Suspiro de Limeña (or Limeño, or without the ‘de’, or with ‘a la’ instead of ‘de’, etc …..) literally translates as ‘sigh of a Limeña’, (Limeña meaning a woman from Lima). I’m not sure where the name comes from but I think it’s quite beautiful and original!
The dessert is made up of two parts. The top is a soft meringue (think Italian meringue) flavoured delicately with port, and the bottom is a base of manjar blanco (a caramel made from milk and sugar) mixed with egg yolks, sugar, and vanilla.
It is a very sweet dessert. No joke.
I actually really, really love the soft, fluffy meringue that sits on the top. It is definitely my favourite part and I probably could just eat a bowl of that. Isn’t it amazing what egg whites become when they are whisked, with a little sugar, to within an inch of their lives!

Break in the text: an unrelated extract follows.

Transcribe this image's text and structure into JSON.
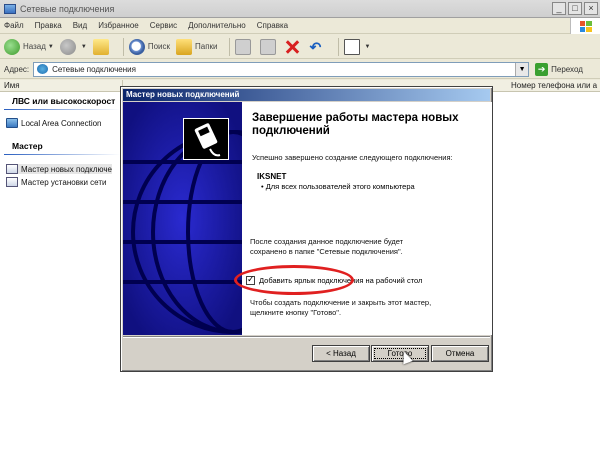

The dessert in general is scrumptious, but I am super fussy with the particular ones that I will eat. Although, essentially, this dessert is made from milk, I do not much like the taste of it, and therefore do not like tasting milk in my desserts. In addition to this, a shortcut to make manjar blanco is to boil condensed milk until it becomes manjar, but the taste of condensed milk is a million times worse than regular milk. For me, a good manjar blanco shouldn’t taste like condensed milk, and therefore neither should any dessert with it in. Therefore, I am always super happy when I find a suspiro that fits the bill!
Here is a list of some of the best in the city that I have tasted so far, but I’m sure there are many more yet to be tested!
Where would I recommend in Lima to eat Suspiro de Limeña?
And at last we arrive at the dessert namesake of this blog. Pie de Limon, or Lemon Meringue Pie, is a favourite in about a bazillion countries. (Bazillion = a lot x 1000….. approximately…..maybe).
Pie de Limon consists of 3 layers. A base made from crushed biscuits and butter, although pastry is used instead equally as much; a layer of a smooth, sweet, but tangy, lemon curd-y filling; and finally a fluffy meringue topping, usually toasted on top with a blowtorch perhaps or popped briefly in the oven.
I do have to point out briefly that in the UK, and other countries too, they make the pie with lemons (kind of obvious, no?), but here in Peru they make it with limon. Limon is a small citrus fruit with it’s closest comparison being a Key Lime. The taste is slightly different, but to be honest it’s not a giant leap away.
Pie de Limon is super tasty if you make it correctly and that means all 3 layers of equal tastiness. In my pie vision, for example, I hate a crispy meringue or a lemon layer that tastes too much of condensed milk. I’m not sure why condensed milk is often used as an ingredient here in Peru for this part of the pie, I’m pretty sure lemon curd does not include condensed milk. Actually I’m convinced it does not include condensed milk. Please stop this madness.
Also, I would always recommend having a slice cut from a larger pie as opposed to individual tartlets. The filling to base ratio is much better in a slice and you usually get a whole heap more of meringue. I’ve tried a few individual ones here in Lima and none have been as satisfying as a giant slice.
A good Pie de Limon is a happy thing.